Have you ever had to write a reference letter for someone seeking asylum? Have you been asked by someone seeking asylum in your congregation to discuss his or her Christian faith with the Department of Immigration? It can be hard to know what to say and what not to say in such a serious situation. One of our pastors has generously shared a reference letter that he wrote for a member of his church who was seeking asylum. A copy of the letter (minus identifying information) is posted below, followed by some other helpful tips for conversations with the Department of Immigration.
Reference for NAME
To whom it may concern:
From DATE, I have been serving as the Senior Pastor for NAME OF CHURCH. During my time there, I have had the opportunity to meet and get to know NAME OF APPLICANT, who has demonstrated himself/herself to be a consistent attender and member of the church since DATE.
NAME has been able to develop friendships within the church community and is recognised by church office-bearers as a reliable and dependable person at the church. NAME is a man/woman who has an authentic and genuine faith in Jesus Christ, which he/she demonstrated by being baptized on DATE. NAME continues to be a vital member of our church community, participating in our church community events and discipleship programs.
If I can assist with any further questions, I would be more than happy to be of assistance.
The pastor who wrote this letter said that the Department of Immigration called to ask follow-up questions that related directly to the reference he gave. This had not happened on previous occasions. The questions were about church attendance, where/how the applicant receives discipleship, and whether the church is still supporting the applicant.
The pastor said that the follow-up phone call really stressed to him the importance of including dates, details of the applicant’s involvement in church and the value that the applicant provides to the church community. The pastor also said that the interviewer from the Department of Immigration wanted clear yes or no answers to the questions. It didn’t feel like a conversation that the pastor would have normally had about a person’s faith.
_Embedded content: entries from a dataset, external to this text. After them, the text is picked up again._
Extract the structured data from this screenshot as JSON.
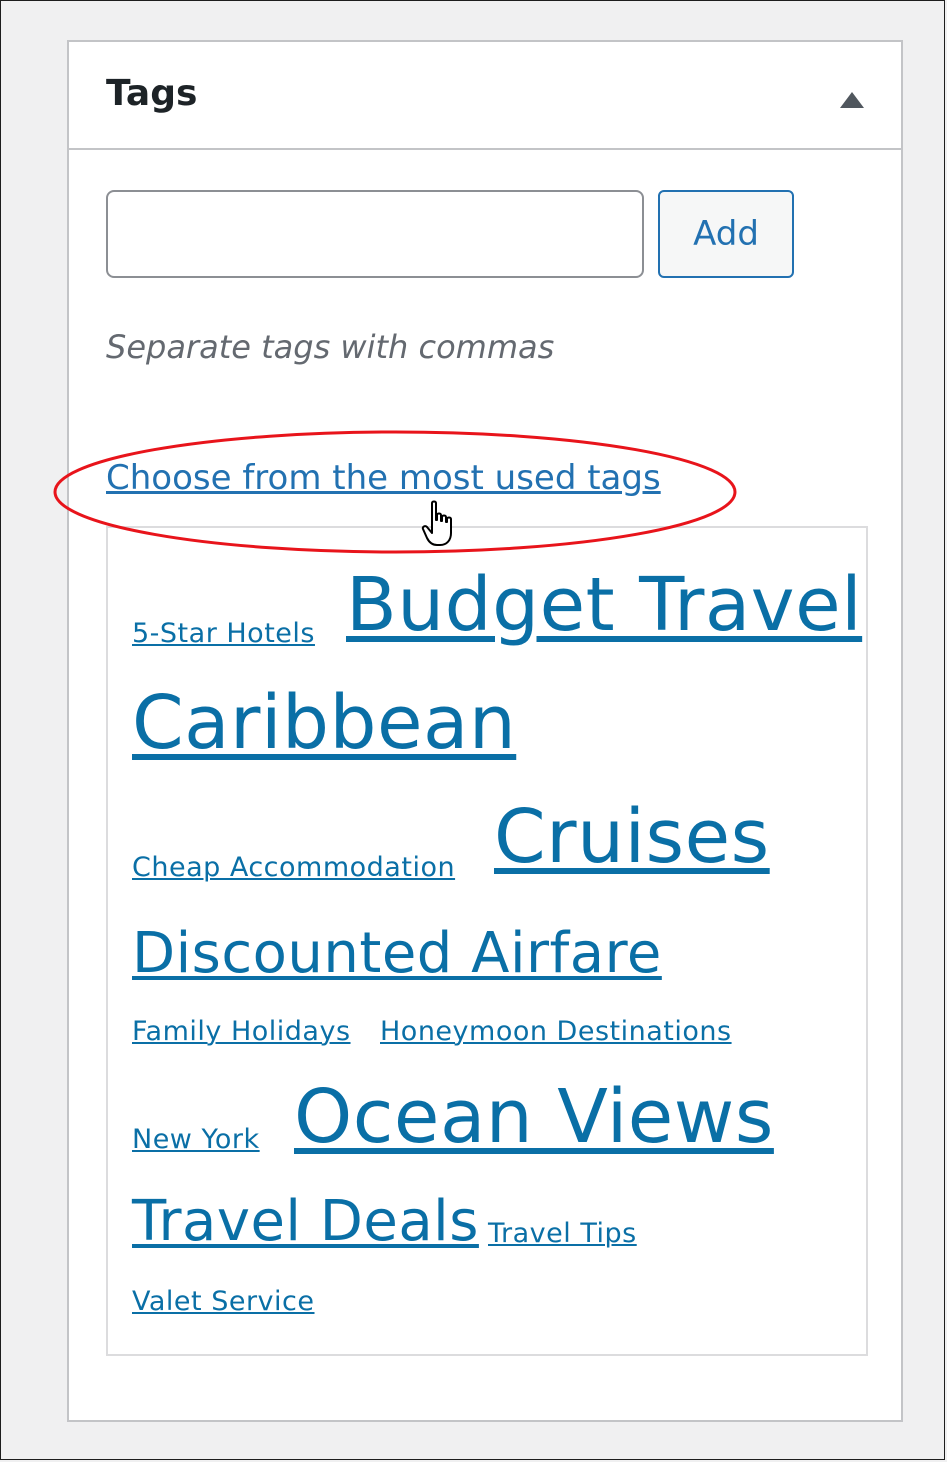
{
  "panel": {
    "title": "Tags",
    "toggle_icon": "triangle-up-icon"
  },
  "tag_input": {
    "value": "",
    "placeholder": ""
  },
  "add_button": {
    "label": "Add"
  },
  "hint": "Separate tags with commas",
  "most_used_link": "Choose from the most used tags",
  "annotation": {
    "shape": "oval-highlight",
    "color": "#e8141b"
  },
  "cursor": "hand-pointer-icon",
  "tag_cloud": {
    "link_color": "#0a6fa6",
    "tags": [
      "5-Star Hotels",
      "Budget Travel",
      "Caribbean",
      "Cheap Accommodation",
      "Cruises",
      "Discounted Airfare",
      "Family Holidays",
      "Honeymoon Destinations",
      "New York",
      "Ocean Views",
      "Travel Deals",
      "Travel Tips",
      "Valet Service"
    ]
  }
}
The pastor said that, “Clear and definite answers that show that you are fully in tune with the person’s circumstances are important.”